- DFID to consider supporting a wider teacher training initiative as part of the next sector programme.
Monitoring & EvaluationYes
The evaluation design was quasi-experimental (control and treatment groups evaluated at baseline and end-line) using mixed methods with quantitative indicators for changes in learner outcomes, learner transition rates and teacher knowledge, attitudes and reported practices, classroom observations and qualitative data from interviews and Focus Group Discussions.Internal assessment performanceTeacher attendanceTeacher retentionData has been collected, but not on a regular basis.DownloadNoDownloadDownloadYes

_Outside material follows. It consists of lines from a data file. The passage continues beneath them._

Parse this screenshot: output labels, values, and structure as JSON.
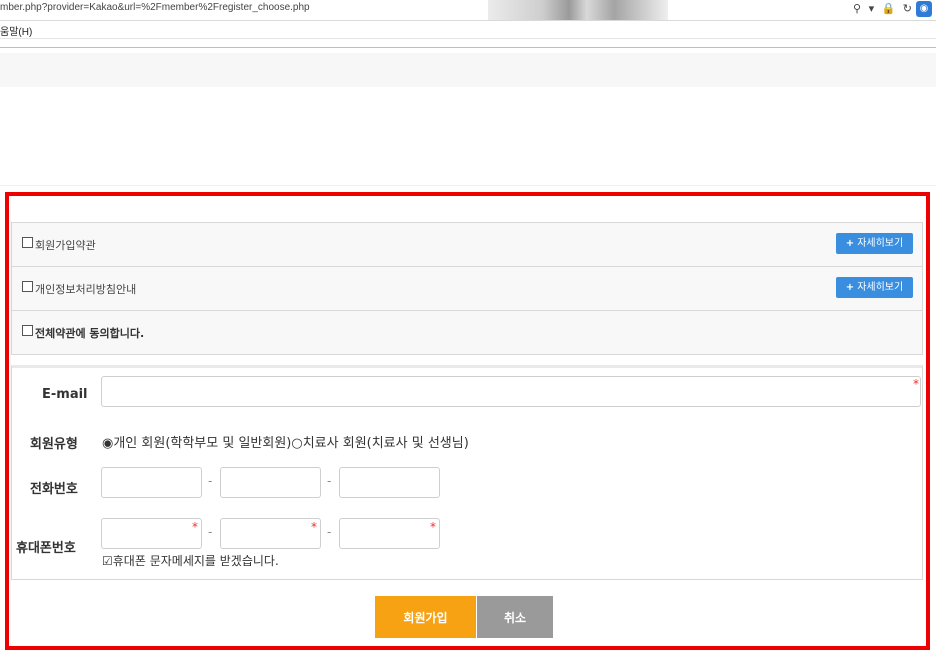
{
  "browser": {
    "url": "mber.php?provider=Kakao&url=%2Fmember%2Fregister_choose.php",
    "menu_label": "움말(H)",
    "icons": "⚲ ▾ 🔒 ↻"
  },
  "terms": {
    "items": [
      {
        "label": "회원가입약관",
        "button": "자세히보기"
      },
      {
        "label": "개인정보처리방침안내",
        "button": "자세히보기"
      }
    ],
    "agree_all": "전체약관에 동의합니다."
  },
  "form": {
    "email_label": "E-mail",
    "email_value": "",
    "member_type_label": "회원유형",
    "member_type_options": [
      {
        "label": "개인 회원(학학부모 및 일반회원)",
        "selected": true
      },
      {
        "label": "치료사 회원(치료사 및 선생님)",
        "selected": false
      }
    ],
    "phone_label": "전화번호",
    "mobile_label": "휴대폰번호",
    "dash": "-",
    "required_mark": "*",
    "sms_label": "휴대폰 문자메세지를 받겠습니다.",
    "sms_checked": true
  },
  "actions": {
    "join": "회원가입",
    "cancel": "취소"
  },
  "colors": {
    "highlight": "#ee0000",
    "join_button": "#f7a213",
    "cancel_button": "#9a9a9a",
    "detail_button": "#3a8ee0"
  }
}
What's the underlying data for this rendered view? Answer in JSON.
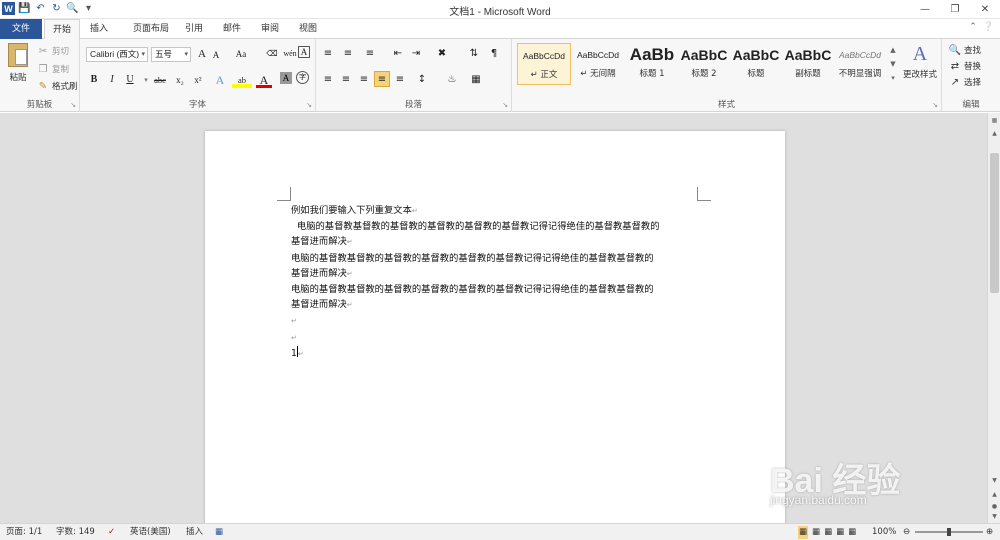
{
  "window": {
    "title": "文档1 - Microsoft Word"
  },
  "quick_access": {
    "logo": "W",
    "icons": [
      "save-icon",
      "undo-icon",
      "redo-icon",
      "print-preview-icon",
      "customize-icon"
    ]
  },
  "tabs": [
    {
      "label": "文件",
      "active": false,
      "is_file": true
    },
    {
      "label": "开始",
      "active": true
    },
    {
      "label": "插入",
      "active": false
    },
    {
      "label": "页面布局",
      "active": false
    },
    {
      "label": "引用",
      "active": false
    },
    {
      "label": "邮件",
      "active": false
    },
    {
      "label": "审阅",
      "active": false
    },
    {
      "label": "视图",
      "active": false
    }
  ],
  "ribbon": {
    "clipboard": {
      "label": "剪贴板",
      "paste": "粘贴",
      "cut": "剪切",
      "copy": "复制",
      "format_painter": "格式刷"
    },
    "font": {
      "label": "字体",
      "font_name": "Calibri (西文)",
      "font_size": "五号",
      "change_case": "Aa",
      "bold": "B",
      "italic": "I",
      "underline": "U",
      "strike": "abc",
      "subscript": "x₂",
      "superscript": "x²",
      "grow": "A",
      "shrink": "A",
      "phonetic": "wén",
      "char_border": "A",
      "text_effect": "A",
      "highlight": "ab",
      "font_color": "A",
      "char_shading": "A",
      "enclose": "字"
    },
    "paragraph": {
      "label": "段落"
    },
    "styles": {
      "label": "样式",
      "items": [
        {
          "sample": "AaBbCcDd",
          "name": "↵ 正文",
          "selected": true,
          "size": "8.5px",
          "weight": "normal"
        },
        {
          "sample": "AaBbCcDd",
          "name": "↵ 无间隔",
          "selected": false,
          "size": "8.5px",
          "weight": "normal"
        },
        {
          "sample": "AaBb",
          "name": "标题 1",
          "selected": false,
          "size": "17px",
          "weight": "bold"
        },
        {
          "sample": "AaBbC",
          "name": "标题 2",
          "selected": false,
          "size": "14px",
          "weight": "bold"
        },
        {
          "sample": "AaBbC",
          "name": "标题",
          "selected": false,
          "size": "14px",
          "weight": "bold"
        },
        {
          "sample": "AaBbC",
          "name": "副标题",
          "selected": false,
          "size": "14px",
          "weight": "bold"
        },
        {
          "sample": "AaBbCcDd",
          "name": "不明显强调",
          "selected": false,
          "size": "8.5px",
          "weight": "normal",
          "italic": true
        }
      ],
      "change_styles": "更改样式"
    },
    "editing": {
      "label": "编辑",
      "find": "查找",
      "replace": "替换",
      "select": "选择"
    }
  },
  "document": {
    "lines": [
      "例如我们要输入下列重复文本",
      "  电脑的基督教基督教的基督教的基督教的基督教的基督教记得记得绝佳的基督教基督教的",
      "基督进而解决",
      "电脑的基督教基督教的基督教的基督教的基督教的基督教记得记得绝佳的基督教基督教的",
      "基督进而解决",
      "电脑的基督教基督教的基督教的基督教的基督教的基督教记得记得绝佳的基督教基督教的",
      "基督进而解决",
      "",
      "",
      "1"
    ]
  },
  "statusbar": {
    "page": "页面: 1/1",
    "words": "字数: 149",
    "language": "英语(美国)",
    "mode": "插入",
    "zoom": "100%"
  },
  "watermark": {
    "brand": "Bai 经验",
    "url": "jingyan.baidu.com"
  }
}
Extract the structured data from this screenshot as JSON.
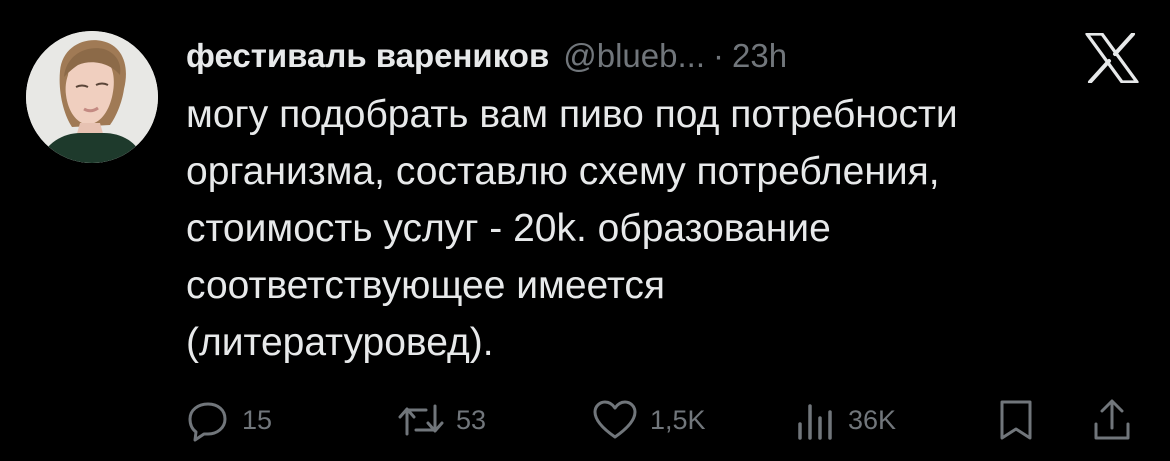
{
  "tweet": {
    "author": {
      "display_name": "фестиваль вареников",
      "handle": "@blueb...",
      "separator": "·",
      "time": "23h"
    },
    "text_lines": [
      "могу подобрать вам пиво под потребности",
      "организма, составлю схему потребления,",
      "стоимость услуг - 20k. образование",
      "соответствующее имеется",
      "(литературовед)."
    ],
    "actions": {
      "replies": "15",
      "reposts": "53",
      "likes": "1,5K",
      "views": "36K"
    },
    "icons": {
      "platform": "x-logo-icon",
      "reply": "reply-icon",
      "repost": "repost-icon",
      "like": "heart-icon",
      "views": "views-icon",
      "bookmark": "bookmark-icon",
      "share": "share-icon"
    }
  },
  "colors": {
    "background": "#000000",
    "primary_text": "#e7e9ea",
    "secondary_text": "#71767b"
  }
}
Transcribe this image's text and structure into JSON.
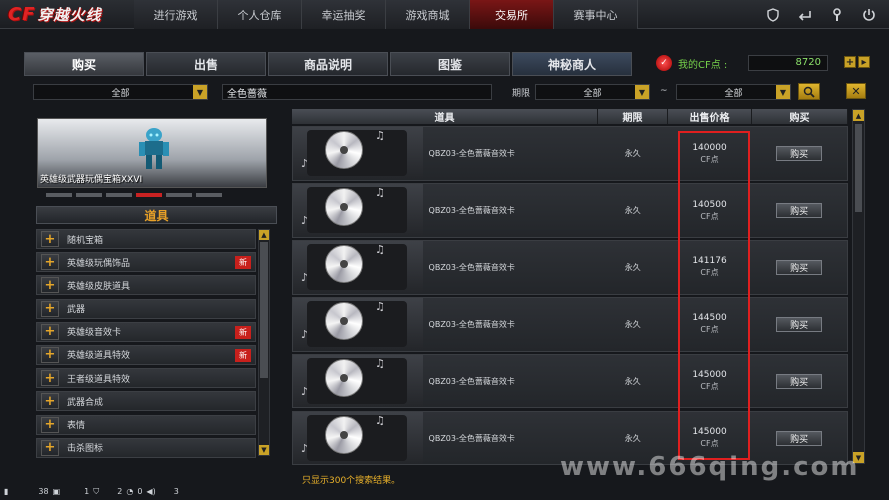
{
  "game": {
    "logo_prefix": "CF",
    "logo_text": "穿越火线"
  },
  "topnav": [
    {
      "label": "进行游戏",
      "active": false
    },
    {
      "label": "个人仓库",
      "active": false
    },
    {
      "label": "幸运抽奖",
      "active": false
    },
    {
      "label": "游戏商城",
      "active": false
    },
    {
      "label": "交易所",
      "active": true
    },
    {
      "label": "赛事中心",
      "active": false
    }
  ],
  "topicons": [
    "shield-icon",
    "return-icon",
    "wrench-icon",
    "power-icon"
  ],
  "tabs": [
    "购买",
    "出售",
    "商品说明",
    "图鉴",
    "神秘商人"
  ],
  "cf": {
    "label": "我的CF点 :",
    "value": "8720"
  },
  "filters": {
    "category": "全部",
    "search": "全色蔷薇",
    "period_label": "期限",
    "from": "全部",
    "tilde": "~",
    "to": "全部"
  },
  "preview": {
    "name": "英雄级武器玩偶宝箱XXVI"
  },
  "category_header": "道具",
  "categories": [
    {
      "label": "随机宝箱",
      "new": false
    },
    {
      "label": "英雄级玩偶饰品",
      "new": true
    },
    {
      "label": "英雄级皮肤道具",
      "new": false
    },
    {
      "label": "武器",
      "new": false
    },
    {
      "label": "英雄级音效卡",
      "new": true
    },
    {
      "label": "英雄级道具特效",
      "new": true
    },
    {
      "label": "王者级道具特效",
      "new": false
    },
    {
      "label": "武器合成",
      "new": false
    },
    {
      "label": "表情",
      "new": false
    },
    {
      "label": "击杀图标",
      "new": false
    }
  ],
  "new_badge": "新",
  "table": {
    "headers": {
      "item": "道具",
      "period": "期限",
      "price": "出售价格",
      "buy": "购买"
    },
    "rows": [
      {
        "name": "QBZ03-全色蔷薇音效卡",
        "period": "永久",
        "price": "140000",
        "unit": "CF点",
        "buy": "购买"
      },
      {
        "name": "QBZ03-全色蔷薇音效卡",
        "period": "永久",
        "price": "140500",
        "unit": "CF点",
        "buy": "购买"
      },
      {
        "name": "QBZ03-全色蔷薇音效卡",
        "period": "永久",
        "price": "141176",
        "unit": "CF点",
        "buy": "购买"
      },
      {
        "name": "QBZ03-全色蔷薇音效卡",
        "period": "永久",
        "price": "144500",
        "unit": "CF点",
        "buy": "购买"
      },
      {
        "name": "QBZ03-全色蔷薇音效卡",
        "period": "永久",
        "price": "145000",
        "unit": "CF点",
        "buy": "购买"
      },
      {
        "name": "QBZ03-全色蔷薇音效卡",
        "period": "永久",
        "price": "145000",
        "unit": "CF点",
        "buy": "购买"
      }
    ]
  },
  "result_note": "只显示300个搜索结果。",
  "watermark": "www.666qing.com",
  "status": {
    "count1": "38",
    "count2": "1",
    "count3": "2",
    "count4": "0",
    "count5": "3"
  }
}
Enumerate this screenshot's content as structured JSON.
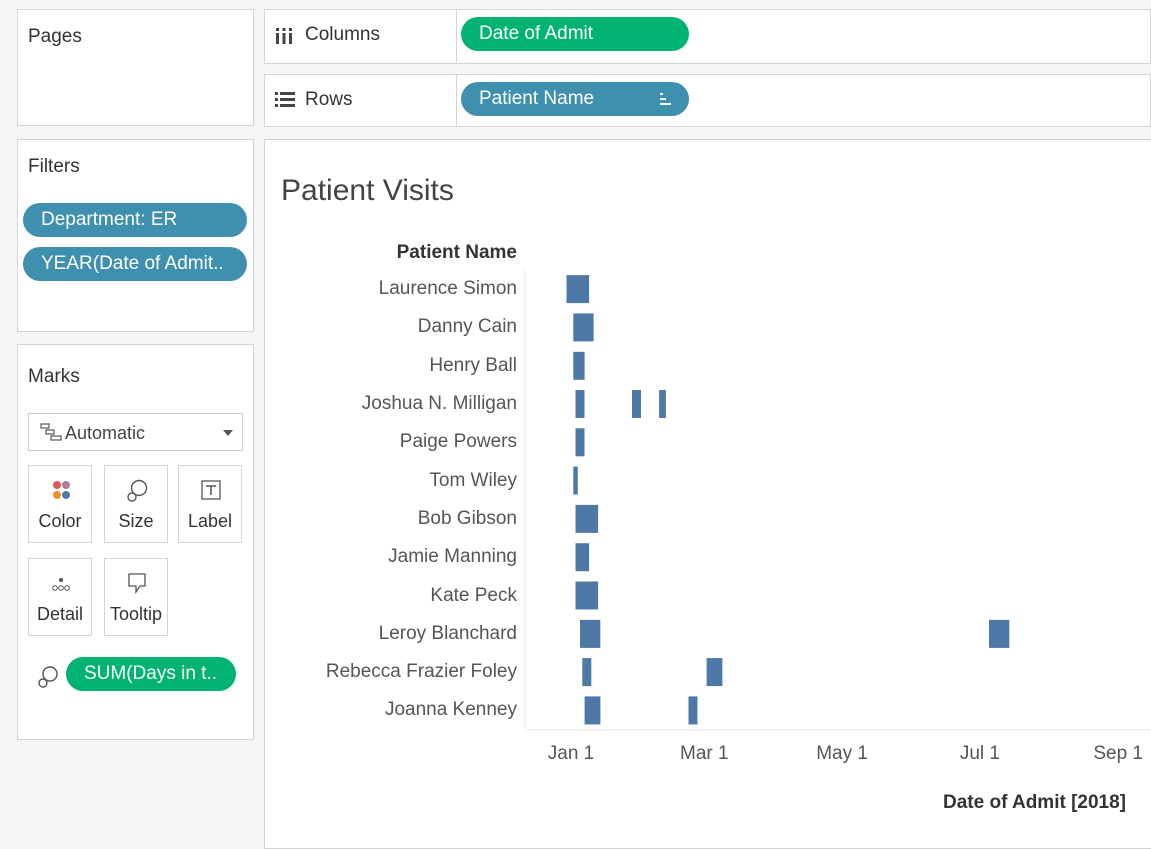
{
  "pages": {
    "title": "Pages"
  },
  "columns": {
    "label": "Columns",
    "pill": "Date of Admit"
  },
  "rows": {
    "label": "Rows",
    "pill": "Patient Name"
  },
  "filters": {
    "title": "Filters",
    "items": [
      "Department: ER",
      "YEAR(Date of Admit.."
    ]
  },
  "marks": {
    "title": "Marks",
    "mark_type": "Automatic",
    "cards": {
      "color": "Color",
      "size": "Size",
      "label": "Label",
      "detail": "Detail",
      "tooltip": "Tooltip"
    },
    "size_pill": "SUM(Days in t.."
  },
  "colors": {
    "bar": "#4e79a7",
    "green_pill": "#00b373",
    "blue_pill": "#3f8fae"
  },
  "chart_data": {
    "type": "bar",
    "title": "Patient Visits",
    "row_header": "Patient Name",
    "xlabel": "Date of Admit [2018]",
    "x_axis_type": "date",
    "x_ticks": [
      "Jan 1",
      "Mar 1",
      "May 1",
      "Jul 1",
      "Sep 1"
    ],
    "xlim": [
      "2017-12-20",
      "2018-09-10"
    ],
    "grid": false,
    "patients": [
      {
        "name": "Laurence Simon",
        "visits": [
          {
            "start": "2017-12-30",
            "end": "2018-01-09"
          }
        ]
      },
      {
        "name": "Danny Cain",
        "visits": [
          {
            "start": "2018-01-02",
            "end": "2018-01-11"
          }
        ]
      },
      {
        "name": "Henry Ball",
        "visits": [
          {
            "start": "2018-01-02",
            "end": "2018-01-07"
          }
        ]
      },
      {
        "name": "Joshua N. Milligan",
        "visits": [
          {
            "start": "2018-01-03",
            "end": "2018-01-07"
          },
          {
            "start": "2018-01-28",
            "end": "2018-02-01"
          },
          {
            "start": "2018-02-09",
            "end": "2018-02-12"
          }
        ]
      },
      {
        "name": "Paige Powers",
        "visits": [
          {
            "start": "2018-01-03",
            "end": "2018-01-07"
          }
        ]
      },
      {
        "name": "Tom Wiley",
        "visits": [
          {
            "start": "2018-01-02",
            "end": "2018-01-04"
          }
        ]
      },
      {
        "name": "Bob Gibson",
        "visits": [
          {
            "start": "2018-01-03",
            "end": "2018-01-13"
          }
        ]
      },
      {
        "name": "Jamie Manning",
        "visits": [
          {
            "start": "2018-01-03",
            "end": "2018-01-09"
          }
        ]
      },
      {
        "name": "Kate Peck",
        "visits": [
          {
            "start": "2018-01-03",
            "end": "2018-01-13"
          }
        ]
      },
      {
        "name": "Leroy Blanchard",
        "visits": [
          {
            "start": "2018-01-05",
            "end": "2018-01-14"
          },
          {
            "start": "2018-07-05",
            "end": "2018-07-14"
          }
        ]
      },
      {
        "name": "Rebecca Frazier Foley",
        "visits": [
          {
            "start": "2018-01-06",
            "end": "2018-01-10"
          },
          {
            "start": "2018-03-02",
            "end": "2018-03-09"
          }
        ]
      },
      {
        "name": "Joanna Kenney",
        "visits": [
          {
            "start": "2018-01-07",
            "end": "2018-01-14"
          },
          {
            "start": "2018-02-22",
            "end": "2018-02-26"
          }
        ]
      }
    ]
  }
}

The results were mixed with no significant difference in learner outcomes between the treatment and control group schools using school examination data. The question whether examinations are the best measurement and the time it takes to change learning outcomes may be explaining factors. However, the qualitative findings indicate that teachers use more ALMs at end-line than baseline, and involve students in more activity-based learning. There is no evident impact yet on teacher self-reported knowledge, attitudes and practice of ALM. TTC tutors and SEOs responded positively to the training.This was a carefully designed, though not large study, with problems of lack of check on reliability of examination and observational data. The analysis of data does not consistently compare the control and treatment group improvements from baseline to end-line.